You can read the story here

The 1931 movie with Boris Karloff as the Monster is the most famous film adaptation

Robert De Niro played the Monster in 1994

It has a fan page's_Monster_(Frankenstein)

Here’s an analysis of the book

An interesting article in The New Yorker

Have you read Frankenstein? Did you know the name was the scientist and not the creature? Tell us in the comments!

Thursday, August 3, 2023

Dear O'Abby - Will I ever make a living as a writer?

Dear O'Abby,

I'm a published author with several novels available in both print and digital.  Yet each time I get a royalty statement I want to cry.  I put so many hours into my writing and do my absolute best with marketing and publicity, even with my oldest titles.  And all of this is on top of a demanding day job.

I always thought that by the time I had four or five books in print, I'd earn enough to either quit my day job, or at least reduce my hours to give me more time to devote to writing and publishing.  This is not the case, and I'm wondering if it is actually possible to make a living as a writer.

Do you know?



Dear Despondent,

Yes, it is possible to make a living as a writer.  But I think you're actually asking if it's possible to make a living as an author.  That is also possible, but very few people actually manage it.  I think even authors who look successful on the surface probably have other side-hustles or a partner who is earning a good living and can afford to support the family.

If you really want to make a living as a writer, you need to think about other avenues than just writing and publishing novels.  Writing is a skill and one that is very much in demand. If you're good at it, there are numerous ways you can use your talent to make a living from writing advertising copy to social media to internal office communications and external documents like annual reports.  You can also freelance, writing articles on whatever you're interested in and selling them to publications.

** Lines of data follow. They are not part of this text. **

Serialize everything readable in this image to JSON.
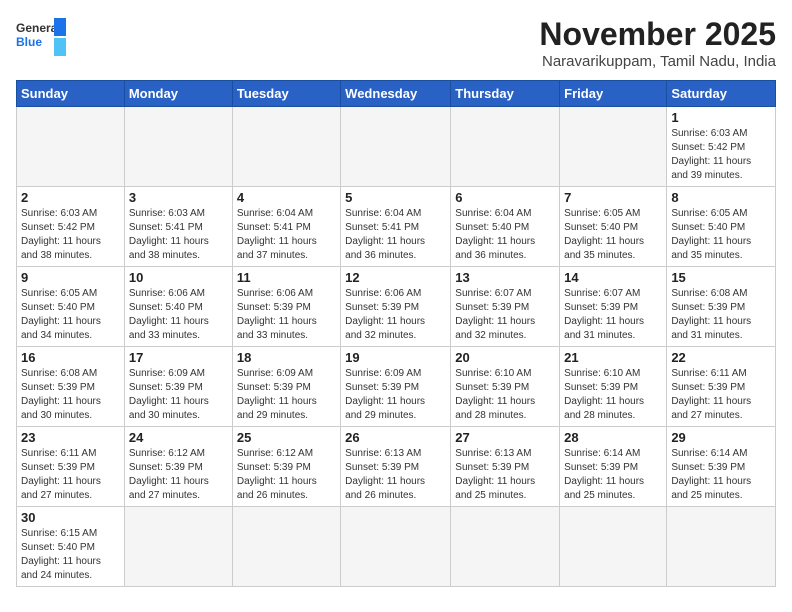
{
  "header": {
    "logo_general": "General",
    "logo_blue": "Blue",
    "month_title": "November 2025",
    "subtitle": "Naravarikuppam, Tamil Nadu, India"
  },
  "weekdays": [
    "Sunday",
    "Monday",
    "Tuesday",
    "Wednesday",
    "Thursday",
    "Friday",
    "Saturday"
  ],
  "weeks": [
    [
      {
        "day": "",
        "info": ""
      },
      {
        "day": "",
        "info": ""
      },
      {
        "day": "",
        "info": ""
      },
      {
        "day": "",
        "info": ""
      },
      {
        "day": "",
        "info": ""
      },
      {
        "day": "",
        "info": ""
      },
      {
        "day": "1",
        "info": "Sunrise: 6:03 AM\nSunset: 5:42 PM\nDaylight: 11 hours\nand 39 minutes."
      }
    ],
    [
      {
        "day": "2",
        "info": "Sunrise: 6:03 AM\nSunset: 5:42 PM\nDaylight: 11 hours\nand 38 minutes."
      },
      {
        "day": "3",
        "info": "Sunrise: 6:03 AM\nSunset: 5:41 PM\nDaylight: 11 hours\nand 38 minutes."
      },
      {
        "day": "4",
        "info": "Sunrise: 6:04 AM\nSunset: 5:41 PM\nDaylight: 11 hours\nand 37 minutes."
      },
      {
        "day": "5",
        "info": "Sunrise: 6:04 AM\nSunset: 5:41 PM\nDaylight: 11 hours\nand 36 minutes."
      },
      {
        "day": "6",
        "info": "Sunrise: 6:04 AM\nSunset: 5:40 PM\nDaylight: 11 hours\nand 36 minutes."
      },
      {
        "day": "7",
        "info": "Sunrise: 6:05 AM\nSunset: 5:40 PM\nDaylight: 11 hours\nand 35 minutes."
      },
      {
        "day": "8",
        "info": "Sunrise: 6:05 AM\nSunset: 5:40 PM\nDaylight: 11 hours\nand 35 minutes."
      }
    ],
    [
      {
        "day": "9",
        "info": "Sunrise: 6:05 AM\nSunset: 5:40 PM\nDaylight: 11 hours\nand 34 minutes."
      },
      {
        "day": "10",
        "info": "Sunrise: 6:06 AM\nSunset: 5:40 PM\nDaylight: 11 hours\nand 33 minutes."
      },
      {
        "day": "11",
        "info": "Sunrise: 6:06 AM\nSunset: 5:39 PM\nDaylight: 11 hours\nand 33 minutes."
      },
      {
        "day": "12",
        "info": "Sunrise: 6:06 AM\nSunset: 5:39 PM\nDaylight: 11 hours\nand 32 minutes."
      },
      {
        "day": "13",
        "info": "Sunrise: 6:07 AM\nSunset: 5:39 PM\nDaylight: 11 hours\nand 32 minutes."
      },
      {
        "day": "14",
        "info": "Sunrise: 6:07 AM\nSunset: 5:39 PM\nDaylight: 11 hours\nand 31 minutes."
      },
      {
        "day": "15",
        "info": "Sunrise: 6:08 AM\nSunset: 5:39 PM\nDaylight: 11 hours\nand 31 minutes."
      }
    ],
    [
      {
        "day": "16",
        "info": "Sunrise: 6:08 AM\nSunset: 5:39 PM\nDaylight: 11 hours\nand 30 minutes."
      },
      {
        "day": "17",
        "info": "Sunrise: 6:09 AM\nSunset: 5:39 PM\nDaylight: 11 hours\nand 30 minutes."
      },
      {
        "day": "18",
        "info": "Sunrise: 6:09 AM\nSunset: 5:39 PM\nDaylight: 11 hours\nand 29 minutes."
      },
      {
        "day": "19",
        "info": "Sunrise: 6:09 AM\nSunset: 5:39 PM\nDaylight: 11 hours\nand 29 minutes."
      },
      {
        "day": "20",
        "info": "Sunrise: 6:10 AM\nSunset: 5:39 PM\nDaylight: 11 hours\nand 28 minutes."
      },
      {
        "day": "21",
        "info": "Sunrise: 6:10 AM\nSunset: 5:39 PM\nDaylight: 11 hours\nand 28 minutes."
      },
      {
        "day": "22",
        "info": "Sunrise: 6:11 AM\nSunset: 5:39 PM\nDaylight: 11 hours\nand 27 minutes."
      }
    ],
    [
      {
        "day": "23",
        "info": "Sunrise: 6:11 AM\nSunset: 5:39 PM\nDaylight: 11 hours\nand 27 minutes."
      },
      {
        "day": "24",
        "info": "Sunrise: 6:12 AM\nSunset: 5:39 PM\nDaylight: 11 hours\nand 27 minutes."
      },
      {
        "day": "25",
        "info": "Sunrise: 6:12 AM\nSunset: 5:39 PM\nDaylight: 11 hours\nand 26 minutes."
      },
      {
        "day": "26",
        "info": "Sunrise: 6:13 AM\nSunset: 5:39 PM\nDaylight: 11 hours\nand 26 minutes."
      },
      {
        "day": "27",
        "info": "Sunrise: 6:13 AM\nSunset: 5:39 PM\nDaylight: 11 hours\nand 25 minutes."
      },
      {
        "day": "28",
        "info": "Sunrise: 6:14 AM\nSunset: 5:39 PM\nDaylight: 11 hours\nand 25 minutes."
      },
      {
        "day": "29",
        "info": "Sunrise: 6:14 AM\nSunset: 5:39 PM\nDaylight: 11 hours\nand 25 minutes."
      }
    ],
    [
      {
        "day": "30",
        "info": "Sunrise: 6:15 AM\nSunset: 5:40 PM\nDaylight: 11 hours\nand 24 minutes."
      },
      {
        "day": "",
        "info": ""
      },
      {
        "day": "",
        "info": ""
      },
      {
        "day": "",
        "info": ""
      },
      {
        "day": "",
        "info": ""
      },
      {
        "day": "",
        "info": ""
      },
      {
        "day": "",
        "info": ""
      }
    ]
  ]
}
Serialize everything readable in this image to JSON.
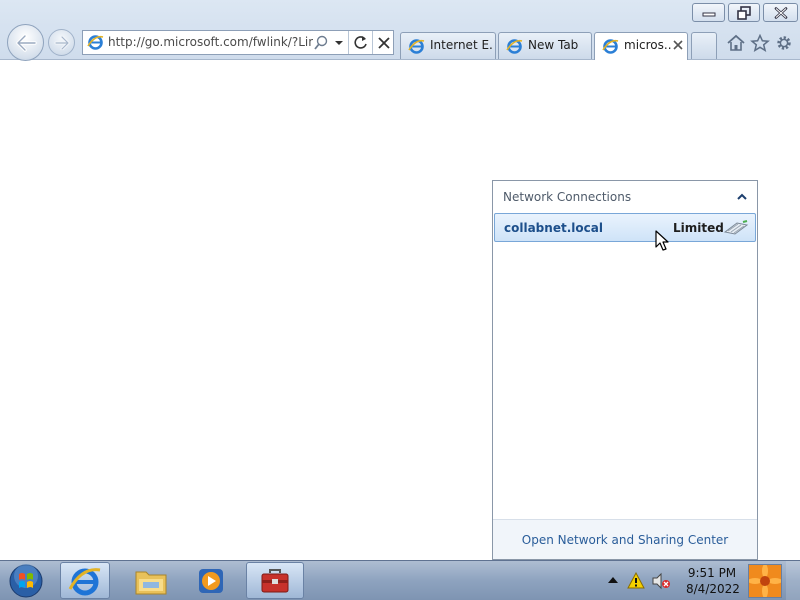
{
  "window": {
    "minimize_icon": "minimize-icon",
    "maximize_icon": "restore-icon",
    "close_icon": "close-icon"
  },
  "address_bar": {
    "url": "http://go.microsoft.com/fwlink/?LinkId=",
    "icon": "ie-icon"
  },
  "tabs": [
    {
      "label": "Internet E...",
      "icon": "ie-icon",
      "active": false
    },
    {
      "label": "New Tab",
      "icon": "ie-icon",
      "active": false
    },
    {
      "label": "micros...",
      "icon": "ie-icon",
      "active": true
    }
  ],
  "toolbar_icons": [
    "home-icon",
    "favorites-star-icon",
    "tools-gear-icon"
  ],
  "network_panel": {
    "title": "Network Connections",
    "connection": {
      "name": "collabnet.local",
      "status": "Limited"
    },
    "footer_link": "Open Network and Sharing Center"
  },
  "taskbar": {
    "pinned": [
      "internet-explorer",
      "windows-explorer",
      "media-player",
      "toolbox"
    ],
    "clock": {
      "time": "9:51 PM",
      "date": "8/4/2022"
    }
  },
  "colors": {
    "chrome_bg": "#dce7f3",
    "link": "#2a5d9a",
    "connection_name": "#1d4f8b",
    "selected_item_bg": "#cfe3f8",
    "taskbar": "#8ea3bf"
  }
}
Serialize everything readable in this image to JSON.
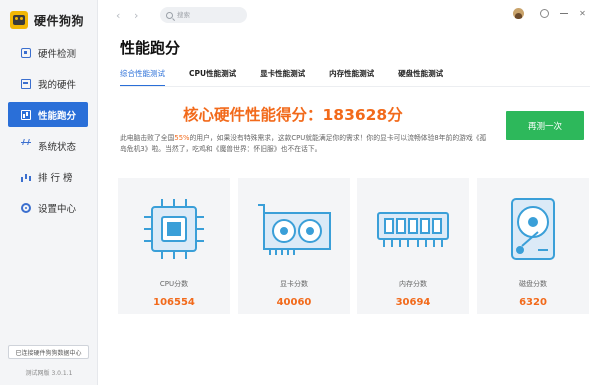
{
  "app": {
    "name": "硬件狗狗",
    "version": "测试网版 3.0.1.1",
    "data_center": "已连接硬件狗狗数据中心"
  },
  "sidebar": {
    "items": [
      {
        "label": "硬件检测",
        "icon": "cpu-chip-icon",
        "active": false
      },
      {
        "label": "我的硬件",
        "icon": "hardware-box-icon",
        "active": false
      },
      {
        "label": "性能跑分",
        "icon": "benchmark-chart-icon",
        "active": true
      },
      {
        "label": "系统状态",
        "icon": "pulse-icon",
        "active": false
      },
      {
        "label": "排 行 榜",
        "icon": "ranking-icon",
        "active": false
      },
      {
        "label": "设置中心",
        "icon": "gear-icon",
        "active": false
      }
    ]
  },
  "topbar": {
    "back": "‹",
    "forward": "›",
    "search_placeholder": "搜索",
    "close": "✕"
  },
  "main": {
    "title": "性能跑分",
    "tabs": [
      {
        "label": "综合性能测试",
        "active": true
      },
      {
        "label": "CPU性能测试",
        "active": false
      },
      {
        "label": "显卡性能测试",
        "active": false
      },
      {
        "label": "内存性能测试",
        "active": false
      },
      {
        "label": "硬盘性能测试",
        "active": false
      }
    ],
    "score_title": "核心硬件性能得分：183628分",
    "retest_label": "再测一次",
    "desc_prefix": "此电脑击败了全国",
    "desc_percent": "55%",
    "desc_suffix": "的用户，如果没有特殊需求，这款CPU就能满足你的需求！你的显卡可以流畅体验8年前的游戏《孤岛危机3》啦。当然了，吃鸡和《魔兽世界：怀旧服》也不在话下。"
  },
  "cards": [
    {
      "label": "CPU分数",
      "value": "106554",
      "icon": "cpu-icon"
    },
    {
      "label": "显卡分数",
      "value": "40060",
      "icon": "gpu-icon"
    },
    {
      "label": "内存分数",
      "value": "30694",
      "icon": "memory-icon"
    },
    {
      "label": "磁盘分数",
      "value": "6320",
      "icon": "disk-icon"
    }
  ],
  "colors": {
    "accent": "#2a6fd8",
    "score": "#f26a1b",
    "button_green": "#2db85b",
    "card_bg": "#f4f5f7",
    "illustration": "#3a9fd8"
  }
}
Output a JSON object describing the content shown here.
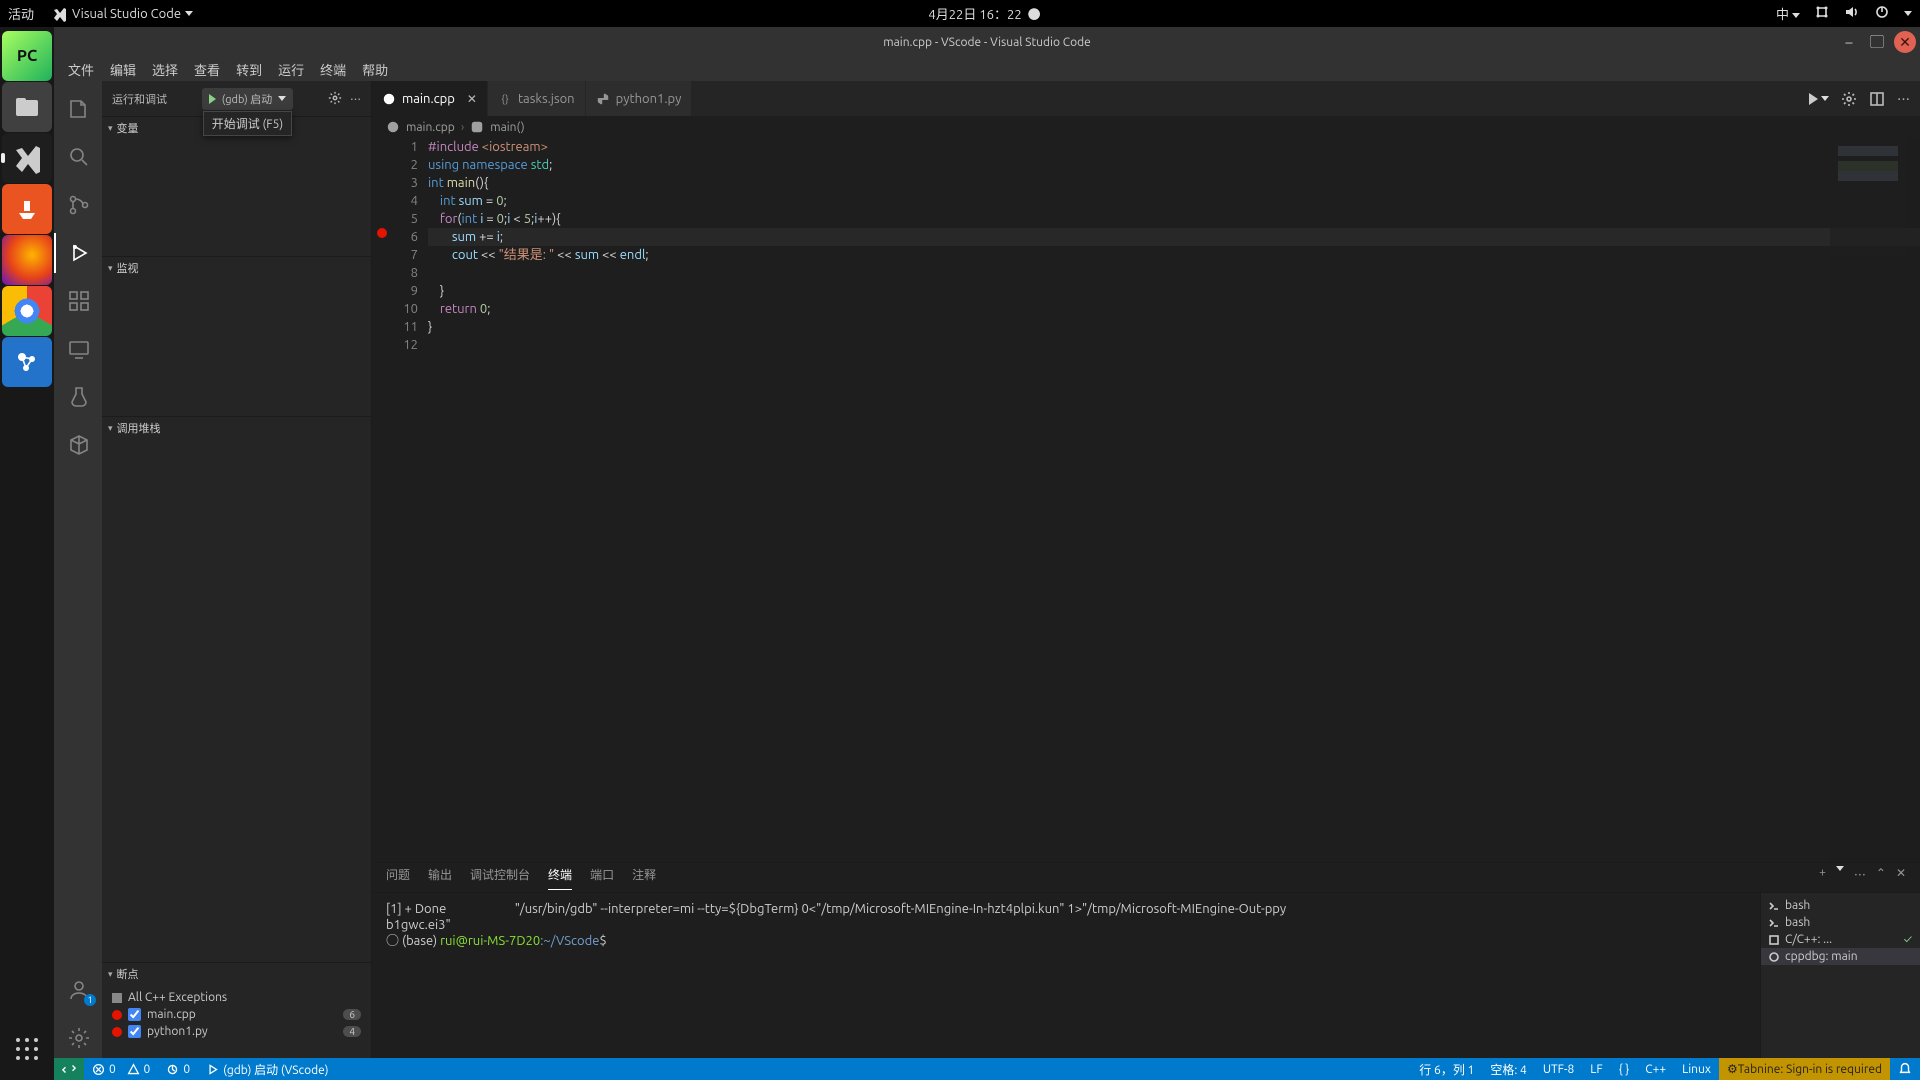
{
  "topbar": {
    "activities": "活动",
    "app": "Visual Studio Code",
    "clock": "4月22日 16：22",
    "ime": "中"
  },
  "title": "main.cpp - VScode - Visual Studio Code",
  "menu": {
    "file": "文件",
    "edit": "编辑",
    "select": "选择",
    "view": "查看",
    "goto": "转到",
    "run": "运行",
    "terminal": "终端",
    "help": "帮助"
  },
  "sidebar": {
    "title": "运行和调试",
    "config_label": "(gdb) 启动",
    "tooltip": "开始调试 (F5)",
    "sections": {
      "variables": "变量",
      "watch": "监视",
      "callstack": "调用堆栈",
      "breakpoints": "断点"
    },
    "breakpoints": {
      "exceptions": {
        "label": "All C++ Exceptions",
        "checked": false
      },
      "items": [
        {
          "file": "main.cpp",
          "count": "6"
        },
        {
          "file": "python1.py",
          "count": "4"
        }
      ]
    }
  },
  "tabs": [
    {
      "name": "main.cpp",
      "kind": "cpp",
      "active": true,
      "close": true
    },
    {
      "name": "tasks.json",
      "kind": "json",
      "active": false,
      "close": false
    },
    {
      "name": "python1.py",
      "kind": "py",
      "active": false,
      "close": false
    }
  ],
  "breadcrumb": {
    "file": "main.cpp",
    "symbol": "main()"
  },
  "code": {
    "lines": 12,
    "breakpoint_line": 6,
    "current_line": 6,
    "content": [
      "#include <iostream>",
      "using namespace std;",
      "int main(){",
      "    int sum = 0;",
      "    for(int i = 0;i < 5;i++){",
      "        sum += i;",
      "        cout << \"结果是: \" << sum << endl;",
      "",
      "    }",
      "    return 0;",
      "}",
      ""
    ]
  },
  "panel": {
    "tabs": {
      "problems": "问题",
      "output": "输出",
      "debug": "调试控制台",
      "terminal": "终端",
      "ports": "端口",
      "comments": "注释"
    },
    "terminal": {
      "l1a": "[1] + Done",
      "l1b": "\"/usr/bin/gdb\" --interpreter=mi --tty=${DbgTerm} 0<\"/tmp/Microsoft-MIEngine-In-hzt4plpi.kun\" 1>\"/tmp/Microsoft-MIEngine-Out-ppy",
      "l1c": "b1gwc.ei3\"",
      "l2_bullet": "○ ",
      "l2_base": "(base) ",
      "l2_user": "rui@rui-MS-7D20",
      "l2_path": ":~/VScode",
      "l2_dollar": "$"
    },
    "termlist": {
      "bash1": "bash",
      "bash2": "bash",
      "cc": "C/C++: ...",
      "dbg": "cppdbg: main"
    }
  },
  "status": {
    "err": "0",
    "warn": "0",
    "ports": "0",
    "launch": "(gdb) 启动 (VScode)",
    "ln": "行 6，列 1",
    "spaces": "空格: 4",
    "enc": "UTF-8",
    "eol": "LF",
    "brace": "{ }",
    "lang": "C++",
    "os": "Linux",
    "tabnine": "Tabnine: Sign-in is required"
  }
}
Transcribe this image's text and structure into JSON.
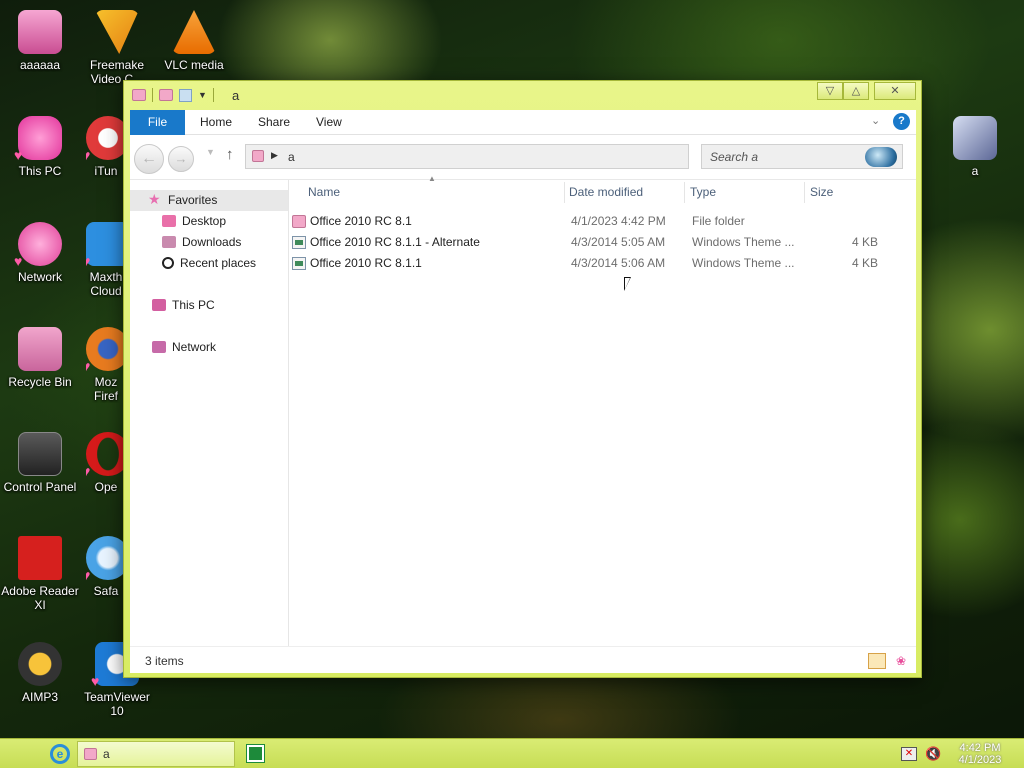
{
  "desktop": {
    "icons": [
      {
        "label": "aaaaaa",
        "icon": "pink-doll-icon",
        "color": "#e86cab"
      },
      {
        "label": "This PC",
        "icon": "this-pc-icon",
        "color": "#f25fb5"
      },
      {
        "label": "Network",
        "icon": "network-icon",
        "color": "#ee6fb8"
      },
      {
        "label": "Recycle Bin",
        "icon": "recycle-bin-icon",
        "color": "#e274b0"
      },
      {
        "label": "Control Panel",
        "icon": "control-panel-icon",
        "color": "#3d3d3d"
      },
      {
        "label": "Adobe Reader XI",
        "icon": "adobe-reader-icon",
        "color": "#d6201e"
      },
      {
        "label": "AIMP3",
        "icon": "aimp-icon",
        "color": "#f0b82a"
      },
      {
        "label": "Freemake Video C...",
        "icon": "freemake-icon",
        "color": "#f6a81d"
      },
      {
        "label": "iTun",
        "icon": "itunes-icon",
        "color": "#e03a3a"
      },
      {
        "label": "Maxth Cloud",
        "icon": "maxthon-icon",
        "color": "#2d8fe0"
      },
      {
        "label": "Moz Firef",
        "icon": "firefox-icon",
        "color": "#e87b1f"
      },
      {
        "label": "Ope",
        "icon": "opera-icon",
        "color": "#d51a1a"
      },
      {
        "label": "Safa",
        "icon": "safari-icon",
        "color": "#4aa3e6"
      },
      {
        "label": "TeamViewer 10",
        "icon": "teamviewer-icon",
        "color": "#1e7bd6"
      },
      {
        "label": "VLC media",
        "icon": "vlc-icon",
        "color": "#f28c00"
      },
      {
        "label": "a",
        "icon": "folder-icon",
        "color": "#9aa4c8"
      }
    ]
  },
  "window": {
    "title": "a",
    "accent": "#1979ca",
    "frame_color": "#dceb6d",
    "ribbon_tabs": [
      "File",
      "Home",
      "Share",
      "View"
    ],
    "address_path": "a",
    "search_placeholder": "Search a",
    "nav_pane": {
      "favorites": "Favorites",
      "desktop": "Desktop",
      "downloads": "Downloads",
      "recent": "Recent places",
      "this_pc": "This PC",
      "network": "Network"
    },
    "columns": [
      "Name",
      "Date modified",
      "Type",
      "Size"
    ],
    "files": [
      {
        "name": "Office 2010 RC 8.1",
        "date": "4/1/2023 4:42 PM",
        "type": "File folder",
        "size": "",
        "icon": "folder-icon"
      },
      {
        "name": "Office 2010 RC 8.1.1 - Alternate",
        "date": "4/3/2014 5:05 AM",
        "type": "Windows Theme ...",
        "size": "4 KB",
        "icon": "theme-file-icon"
      },
      {
        "name": "Office 2010 RC 8.1.1",
        "date": "4/3/2014 5:06 AM",
        "type": "Windows Theme ...",
        "size": "4 KB",
        "icon": "theme-file-icon"
      }
    ],
    "status": "3 items"
  },
  "taskbar": {
    "task_label": "a",
    "time": "4:42 PM",
    "date": "4/1/2023"
  }
}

There is also the option of ghostwriting or working with a book packager, academic writing or journalism.  All of these things will allow you to flex your writing talent while making a living.  Sure, some of this writing may not be as creatively exciting as writing a novel, but writing for a different audience is good practice and will strengthen your writing in the long run.  Even something like writing funding applications for a charity can be a good way to earn a living from your writing.

The one downside I've encountered as someone who has done this kind of writing to earn a living is that sometimes you write so much during the day, it's hard to find the energy or inspiration to write fiction after work.  It's like there are no more words left in me at the end of the day.  So to mitigate this, I tend to get up early to do my own writing before the work day steals all my words.

So the short answer to your question is yes, it is possible to make a living as a writer.  You may just have to alter your perception about what that actually looks like.

Hope that helps!

X O'Abby